Ten years - that is how long the Academy of Motion Picture Arts and Sciences will ban Will Smith. This punishment comes after Smith walked on stage and slapped comedian Chris Rock during the Oscars ceremony. It was a moment that left viewers around the world stunned.

And here to walk us through the Academy's decision is NPR's Mandalit del Barco. Hi, Mandalit.


CHANG: Hello. So 10 years - I mean, God, a whole decade. Can you just tell us about the board's decision?

DEL BARCO: Yeah, well, that decision was made by the Academy's Board of Governors, which includes director Ava DuVernay and Steven Spielberg and actors Whoopi Goldberg, Rita Wilson and Laura Dern. And what they said was they accepted Will Smith's resignation from the academy and that he would be banned from participating in all events, virtual and in-person, until April of the year 2032. They didn't say anything about him having to give back the best actor Oscar that he won.

In a statement today after they voted to ban Smith, the board thanked Chris Rock for, quote, "maintaining his composure under extraordinary circumstances." They also thanked the ceremony's host, nominees, presenters and winners for their poise and grace during the telecast. And they said their action in response to Will Smith's behavior was a step toward a larger goal of protecting the safety of their performers and guests and restoring trust in the academy.
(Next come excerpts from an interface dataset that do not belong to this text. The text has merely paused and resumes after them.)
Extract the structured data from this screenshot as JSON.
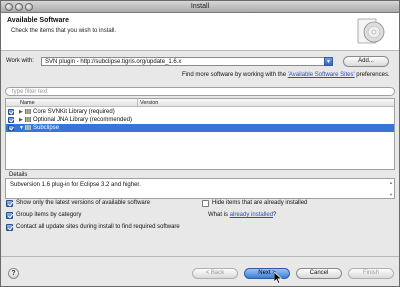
{
  "window": {
    "title": "Install"
  },
  "header": {
    "title": "Available Software",
    "description": "Check the items that you wish to install."
  },
  "work_with": {
    "label": "Work with:",
    "value": "SVN plugin - http://subclipse.tigris.org/update_1.6.x",
    "add_label": "Add...",
    "find_more_prefix": "Find more software by working with the ",
    "find_more_link": "'Available Software Sites'",
    "find_more_suffix": " preferences."
  },
  "filter": {
    "placeholder": "type filter text"
  },
  "tree": {
    "columns": [
      "Name",
      "Version"
    ],
    "rows": [
      {
        "label": "Core SVNKit Library (required)",
        "checked": true,
        "expanded": false,
        "selected": false
      },
      {
        "label": "Optional JNA Library (recommended)",
        "checked": true,
        "expanded": false,
        "selected": false
      },
      {
        "label": "Subclipse",
        "checked": true,
        "expanded": true,
        "selected": true
      }
    ]
  },
  "details": {
    "label": "Details",
    "text": "Subversion 1.6 plug-in for Eclipse 3.2 and higher."
  },
  "options": {
    "show_latest": {
      "label": "Show only the latest versions of available software",
      "checked": true
    },
    "group_by_category": {
      "label": "Group items by category",
      "checked": true
    },
    "contact_all": {
      "label": "Contact all update sites during install to find required software",
      "checked": true
    },
    "hide_installed": {
      "label": "Hide items that are already installed",
      "checked": false
    },
    "what_is_prefix": "What is ",
    "what_is_link": "already installed",
    "what_is_suffix": "?"
  },
  "footer": {
    "help_label": "?",
    "back_label": "< Back",
    "next_label": "Next >",
    "cancel_label": "Cancel",
    "finish_label": "Finish"
  },
  "colors": {
    "selection": "#3875d7",
    "link": "#2a4fb8",
    "primary_button": "#3a7ed8"
  }
}
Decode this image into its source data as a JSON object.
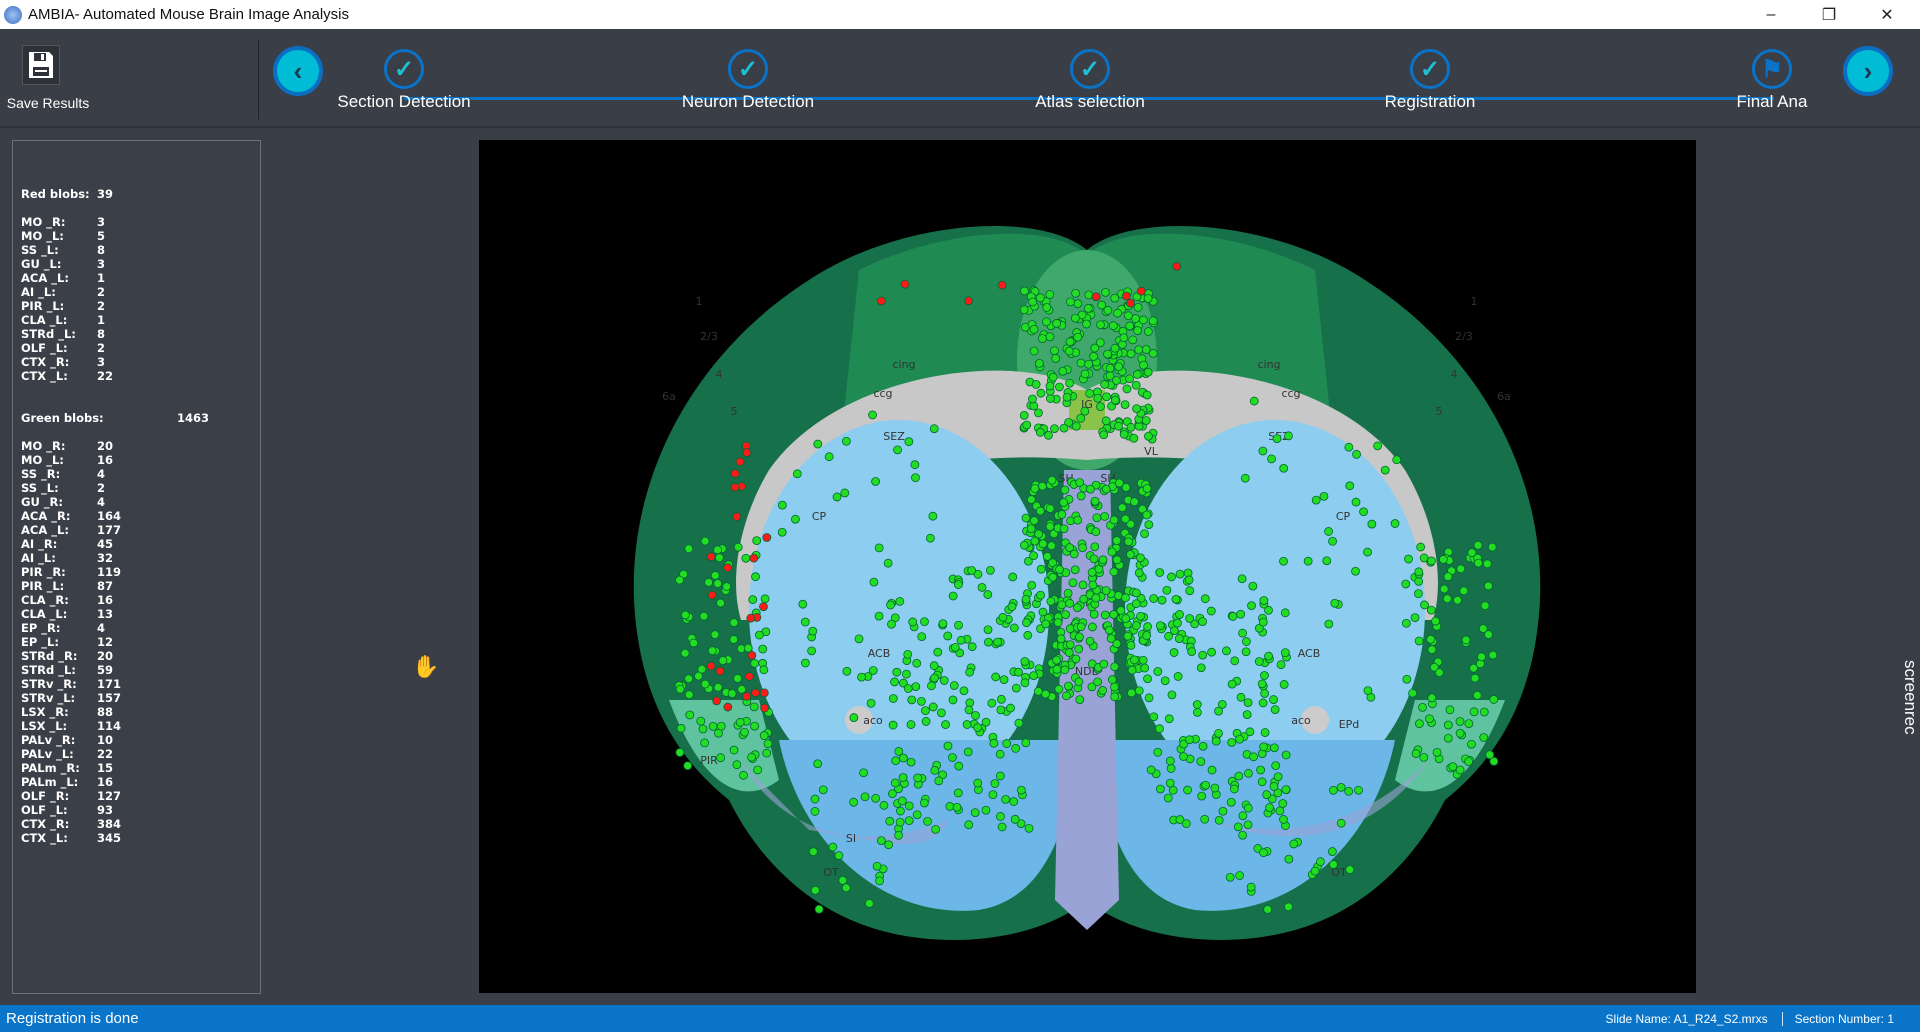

CHANG: Well, I know that we all keep on reliving this moment, but Mandalit, you were actually there...


CHANG: ...Inside at the Oscars ceremony. I just want to ask you, what was it like sitting there when Will Smith smacked Chris Rock?

DEL BARCO: Well, it was very stunning. I was in the balcony, and I watched everything happen. Chris Rock told a joke about Will Smith's wife's hair. And then Will Smith walked on stage and face-slapped him with the palm of his hand. And you could hear the slap because Rock was miked.


CHRIS ROCK: Uh-oh (laughter).


ROCK: Oh, wow. Wow.

DEL BARCO: And then Smith sat back down and yelled at Rock very sternly, twice, with expletives. The audio was muted on TV, but even from where I was sitting, you could hear him very clearly. And apparently, Jada Pinkett Smith had been losing hair because of her condition, alopecia.

So then, as you know, Ailsa, a short while after the slap, Will Smith accepted the best actor award for his role in the film "King Richard." And he tearfully apologized to the Academy, but not to Rock - not to Chris Rock until the next day. Then Will Packer, a co-producer of the ceremony, he told ABC that the Los Angeles Police had asked Chris Rock if he wanted to press charges against Smith for battery.


WILL PACKER: Chris was - he was being very dismissive of those options. He was like, no, I'm fine. He was like, no, no, no.

DEL BARCO: Now the Academy condemned Smith's behavior, and they threatened to possibly suspend or end his membership. But before they could do that, Smith resigned. You know, a friend of mine said it was like breaking up with somebody before they dump you.

CHANG: (Laughter) That's an apt analogy. I mean, what happens next to Will Smith beyond this? Like, what other fallout could he be facing?

DEL BARCO: Well, the Academy's standards of conduct rules are not tied to any awards eligibility, so it's possible that Will Smith could be nominated or even win an Oscar for any work he does in the next ten years. We're reaching out to other organizations to see if the ban will affect any other awards or ceremonies he's allowed to participate in.

But so far, the damage has been to Will Smith's career. The Hollywood Reporter says Netflix has backed away from Smith and its upcoming film "Fast And Loose." And reportedly, Sony has postponed a project he was supposed to be starting with them, the film "Bad Boys 4." You know, there might be other fallout to Will Smith's acting roles, his brand and his family's work.

CHANG: That is NPR's Mandalit del Barco in Los Angeles. Thank you, Mandalit.

DEL BARCO: Thank you. Transcript provided by NPR, Copyright NPR.